But I had full control over how I chose to deal with the situation. I had full control over how I chose to show up for my mom. I could either sit around and waste her life away feeling sorry for myself or I could accept what was happening—even though I didn’t like it—and make the most out of the rest of her life.

I chose the latter.

And I hope you do, too.

Nothing about it is easy, but I promise it’s absolutely worth it.

You can’t control your situation, but you can control how you choose to deal with it.

2 thoughts on “You Can’t Control Your Situation, But You Can Control How You Choose to Deal with It

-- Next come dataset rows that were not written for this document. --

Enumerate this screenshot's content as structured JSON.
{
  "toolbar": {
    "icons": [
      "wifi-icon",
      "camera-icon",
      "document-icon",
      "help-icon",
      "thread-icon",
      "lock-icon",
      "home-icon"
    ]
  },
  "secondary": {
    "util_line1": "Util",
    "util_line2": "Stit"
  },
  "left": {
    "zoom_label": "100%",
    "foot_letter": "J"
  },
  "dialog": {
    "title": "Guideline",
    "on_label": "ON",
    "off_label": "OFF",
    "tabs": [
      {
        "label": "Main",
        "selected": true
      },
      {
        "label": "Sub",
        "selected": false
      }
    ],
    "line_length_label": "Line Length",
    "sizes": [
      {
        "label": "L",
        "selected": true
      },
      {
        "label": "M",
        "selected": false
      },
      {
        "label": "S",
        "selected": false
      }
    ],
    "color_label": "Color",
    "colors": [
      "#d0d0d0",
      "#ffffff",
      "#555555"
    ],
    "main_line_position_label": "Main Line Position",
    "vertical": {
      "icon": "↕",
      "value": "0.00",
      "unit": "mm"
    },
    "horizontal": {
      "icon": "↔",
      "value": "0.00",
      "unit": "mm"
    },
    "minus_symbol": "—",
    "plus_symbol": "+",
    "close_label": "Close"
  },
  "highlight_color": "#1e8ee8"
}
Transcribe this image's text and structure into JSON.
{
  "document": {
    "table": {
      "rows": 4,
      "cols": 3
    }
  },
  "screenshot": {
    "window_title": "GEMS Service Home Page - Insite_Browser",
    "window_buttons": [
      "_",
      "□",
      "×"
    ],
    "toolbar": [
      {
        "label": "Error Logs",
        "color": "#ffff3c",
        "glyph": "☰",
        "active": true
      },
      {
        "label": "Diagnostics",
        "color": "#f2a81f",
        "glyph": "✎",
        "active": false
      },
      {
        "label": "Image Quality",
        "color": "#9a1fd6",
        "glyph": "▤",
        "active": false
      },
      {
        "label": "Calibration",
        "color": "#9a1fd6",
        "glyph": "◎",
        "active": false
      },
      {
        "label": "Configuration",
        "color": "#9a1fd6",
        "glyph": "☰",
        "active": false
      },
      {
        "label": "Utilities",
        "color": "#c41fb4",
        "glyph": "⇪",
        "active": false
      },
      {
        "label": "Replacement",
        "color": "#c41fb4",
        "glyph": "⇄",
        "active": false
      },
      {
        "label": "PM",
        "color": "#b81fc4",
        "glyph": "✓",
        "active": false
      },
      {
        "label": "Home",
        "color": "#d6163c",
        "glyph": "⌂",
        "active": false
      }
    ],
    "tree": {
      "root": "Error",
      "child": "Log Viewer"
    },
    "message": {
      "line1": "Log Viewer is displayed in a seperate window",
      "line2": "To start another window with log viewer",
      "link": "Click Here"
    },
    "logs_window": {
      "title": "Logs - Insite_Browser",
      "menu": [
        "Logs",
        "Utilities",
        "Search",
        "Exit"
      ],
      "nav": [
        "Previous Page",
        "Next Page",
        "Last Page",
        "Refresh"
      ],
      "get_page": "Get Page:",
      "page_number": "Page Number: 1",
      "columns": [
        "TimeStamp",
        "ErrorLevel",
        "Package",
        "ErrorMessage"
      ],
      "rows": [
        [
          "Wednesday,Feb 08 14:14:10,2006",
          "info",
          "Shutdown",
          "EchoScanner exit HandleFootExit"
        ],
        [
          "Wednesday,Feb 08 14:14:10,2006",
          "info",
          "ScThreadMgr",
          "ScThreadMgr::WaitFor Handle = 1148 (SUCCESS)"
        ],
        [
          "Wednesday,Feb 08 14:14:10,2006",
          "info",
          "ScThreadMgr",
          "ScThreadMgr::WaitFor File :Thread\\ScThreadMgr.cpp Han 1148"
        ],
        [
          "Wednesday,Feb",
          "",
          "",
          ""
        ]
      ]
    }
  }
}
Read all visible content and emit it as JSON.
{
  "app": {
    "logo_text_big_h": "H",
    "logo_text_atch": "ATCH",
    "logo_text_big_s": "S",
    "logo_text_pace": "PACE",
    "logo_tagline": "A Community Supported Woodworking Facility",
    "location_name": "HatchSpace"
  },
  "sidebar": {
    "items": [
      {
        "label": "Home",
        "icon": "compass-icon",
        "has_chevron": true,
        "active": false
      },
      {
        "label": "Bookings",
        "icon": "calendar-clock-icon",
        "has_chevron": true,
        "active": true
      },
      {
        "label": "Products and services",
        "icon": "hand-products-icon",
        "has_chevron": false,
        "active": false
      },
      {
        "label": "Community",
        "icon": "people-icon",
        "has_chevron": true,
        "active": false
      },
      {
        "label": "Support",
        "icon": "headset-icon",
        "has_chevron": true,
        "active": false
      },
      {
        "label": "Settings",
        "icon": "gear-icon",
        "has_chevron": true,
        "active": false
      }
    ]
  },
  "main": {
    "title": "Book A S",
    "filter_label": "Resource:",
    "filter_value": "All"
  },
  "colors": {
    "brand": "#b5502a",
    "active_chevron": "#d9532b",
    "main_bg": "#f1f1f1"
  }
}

  1. I just found your Podcast and Blog and just finished reading this latest blog. I am so glad I found you. My mom, who is 75, was diagnosed three years ago, but has had symptoms for about five years or longer. Everything you just said in this blog is exactly what I have been feeling. We moved my parents closer to us last year, after not having lived in the same city with them for over 25 years. Not only am I adjusting to having my parents live 20 minutes way from us, which is a mixed bag, but I am also helping my dad care for my mom, and what that entails. Thanks for all of this and I will be keeping up with your blog on a regular basis.

    1. Thank you so much! I’m so sorry to hear about your mom. I totally understand what you are going through and all of the mixed emotions.

      I also wrote two books about my story, “Learning to Weather the Storm: A Story of Life, Love, and Alzheimer’s” and “When Only Love Remains: Surviving My Mom’s Battle with Early Onset Alzheimer’s.” Both are available on Amazon. You can also follow me on Facebook and Instagram at Life, Love, and Alzheimer’s.

Leave a Reply